Persecution And Hope (Part One)

Persecution And Hope (Part One)

Wednesday’s Column: Third’s Words

Gary III

Gary Pollard

Gaius Cornelius Tacitus (AD 56-120) wrote two secular historical works describing the reigns of Tiberius, Claudius, Nero, and Gabba, Otho, Vespasian, and Vitellius (Annals and Histories).
 
He was the son-in-law of Agricola, the Roman General responsible for Roman expansion throughout Europe, especially northern Britain. He was not a Christian by any means, but a patriotic Roman with a family heritage tied to its conquests.
 
In the following excerpt, Tacitus mentions Jesus (referred to as Christus) and details the persecution of early Christians. I have abbreviated some of the excerpt (ellipsis), given contextual explanation (brackets), and added emphasis (bolded text). The information in his writings is fascinating, but I found the following to be shareable.
 
“…The next thing was to seek means of propitiating the gods [because of the burning of Rome], and recourse was had to the Sibylline books… But all human efforts, all the lavish gifts of the emperor, and the propitiations of the gods, did not banish the sinister belief that the conflagration was the result of an order.
 
Consequently, to get rid of the report, Nero fastened the guilt and inflicted the most exquisite tortures on a class hated for their abominations, called Christians by the populace. Christus, from whom the name had its origin, suffered the extreme penalty during the reign of Tiberius at the hands of one of our procurators, Pontius Pilatus, and a most mischievous superstition [of resurrection], thus checked for the moment, again broke out not only in Judæa, the first source of the evil, but even in Rome…
 
Accordingly, an arrest was first made of all who pleaded guilty; then, upon their information, an immense multitude was convicted, not so much of the crime of firing the city, as of hatred against mankind. Mockery of every sort was added to their deaths.
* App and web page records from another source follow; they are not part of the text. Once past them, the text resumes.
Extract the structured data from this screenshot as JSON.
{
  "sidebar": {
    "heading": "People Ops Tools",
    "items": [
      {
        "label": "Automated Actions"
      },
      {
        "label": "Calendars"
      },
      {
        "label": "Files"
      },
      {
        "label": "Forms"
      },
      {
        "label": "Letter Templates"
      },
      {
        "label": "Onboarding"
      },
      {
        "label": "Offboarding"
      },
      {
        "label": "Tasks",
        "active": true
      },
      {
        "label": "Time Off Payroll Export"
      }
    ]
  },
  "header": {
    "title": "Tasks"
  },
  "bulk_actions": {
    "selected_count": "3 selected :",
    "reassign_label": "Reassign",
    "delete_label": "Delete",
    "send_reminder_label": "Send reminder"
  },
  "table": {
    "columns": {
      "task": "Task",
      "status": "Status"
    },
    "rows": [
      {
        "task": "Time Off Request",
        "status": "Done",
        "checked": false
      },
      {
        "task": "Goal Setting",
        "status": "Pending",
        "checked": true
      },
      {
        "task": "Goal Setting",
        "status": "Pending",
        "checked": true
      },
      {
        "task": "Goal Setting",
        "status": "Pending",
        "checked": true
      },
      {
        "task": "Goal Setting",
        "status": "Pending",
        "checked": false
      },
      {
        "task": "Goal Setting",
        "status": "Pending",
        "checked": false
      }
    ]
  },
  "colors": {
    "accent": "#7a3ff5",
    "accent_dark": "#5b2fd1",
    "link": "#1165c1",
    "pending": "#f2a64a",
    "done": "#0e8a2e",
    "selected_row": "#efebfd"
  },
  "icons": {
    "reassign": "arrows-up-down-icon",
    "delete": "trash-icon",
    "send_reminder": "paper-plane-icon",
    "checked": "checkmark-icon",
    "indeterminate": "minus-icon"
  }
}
Covered with the skins of beasts, they were torn by dogs and perished, or were nailed to crosses, or were doomed to the flames and burnt, to serve as a nightly illumination, when daylight had expired.
 
Nero offered his gardens for the spectacle, and was exhibiting a show in the circus, while he mingled with the people in the dress of a charioteer or stood aloft on a car. Hence, even for criminals who deserved extreme and exemplary punishment, there arose a feeling of compassion; for it was not, as it seemed, for the public good, but to glut one man’s cruelty, that they were being destroyed.”
 
Annals of Tacitus Book XV
THE DOG AT CHURCH
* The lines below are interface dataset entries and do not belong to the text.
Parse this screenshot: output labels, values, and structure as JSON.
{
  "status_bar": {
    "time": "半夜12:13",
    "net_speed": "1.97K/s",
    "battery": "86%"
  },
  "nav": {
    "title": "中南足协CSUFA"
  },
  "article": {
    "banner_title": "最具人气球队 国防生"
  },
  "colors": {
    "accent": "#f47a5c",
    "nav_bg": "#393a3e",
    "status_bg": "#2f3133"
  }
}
THE DOG AT CHURCH

Neal Pollard

The interesting visitor at our devotional last night, a chocolate lab named Bear that someone dropped off with Aaron and Kylee Melton as she dealt with a personal crisis, reminded me of another “dog at church” story from my youth.  Back in the mid-’70s, when my dad was the preacher at the Rockmart, Georgia, church of Christ, there was a Collie dog that apparently knew our schedule of services.  Faithfully, rain or shine, summer or winter, she would be out on the front steps greeting all the members and visitors.  She wasn’t allowed inside the building, but she’d dutifully lay on those steps until we were finished with services. Then, she would cheerfully bid us all goodbye.  When the building was locked up and everyone had left, this convicted canine would make her way back home.  I don’t know how many years this went on for, but the notoriety of the “church of Christ” dog was seemingly known throughout the community.
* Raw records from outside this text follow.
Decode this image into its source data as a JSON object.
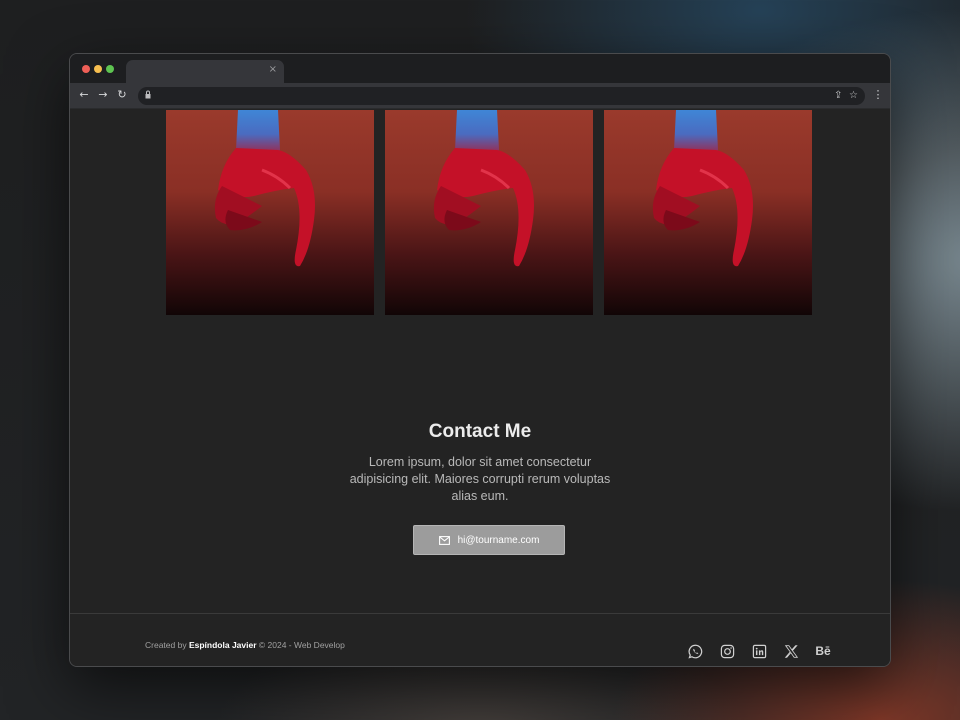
{
  "browser": {
    "tab_close_glyph": "×",
    "nav": {
      "back": "←",
      "forward": "→",
      "reload": "↻"
    },
    "url_icons": {
      "share": "⇪",
      "bookmark": "☆",
      "menu": "⋮"
    }
  },
  "gallery": {
    "images": [
      {
        "alt": "hand-photo-1"
      },
      {
        "alt": "hand-photo-2"
      },
      {
        "alt": "hand-photo-3"
      }
    ]
  },
  "contact": {
    "title": "Contact Me",
    "text": "Lorem ipsum, dolor sit amet consectetur adipisicing elit. Maiores corrupti rerum voluptas alias eum.",
    "email": "hi@tourname.com"
  },
  "footer": {
    "credit_prefix": "Created by",
    "author": "Espíndola Javier",
    "credit_suffix": "© 2024 - Web Develop",
    "socials": [
      "whatsapp-icon",
      "instagram-icon",
      "linkedin-icon",
      "x-icon",
      "behance-icon"
    ],
    "behance_label": "Bē"
  },
  "colors": {
    "page_bg": "#232323",
    "button_bg": "#9c9c9c",
    "accent_red": "#d4102a",
    "accent_blue": "#3a7fd0"
  }
}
One Sunday, my dad preached a sermon about this dog.  His application was brilliant and uncanny.  She was always “at church,” no matter what.  Surely she was mistreated or had a cross word hurled at her at some point, since, incredibly, not everyone is a dog person. Her faithful presence was a great example to the community.  She greeted everyone freely, not just a select few. She didn’t seem to distinguish by age, gender, race, or income status. If she was not there, as it apparently was on an occasion or two, everyone noticed and was concerned. He probably said more, but that I remember this much nearly 40 years later indicates how impressive the object lesson was.

Paul told the Colossian Christians that their faith and love was renowned and well-reported (Col. 1:4). The Jerusalem church very quickly had favor among all the people (Acts 2:47). The Thessalonians were a notable example throughout their region of the world (1 Th. 1:7).  As we line up our goals and resolutions for this new year, why not determine, as the whole body and as individual members of it, to make that clear and deep an impression on the people in our lives and those who chance to encounter us.  Dogs are renowned for their faithfulness.  So should Christians be (cf. 2 Tim. 2:2).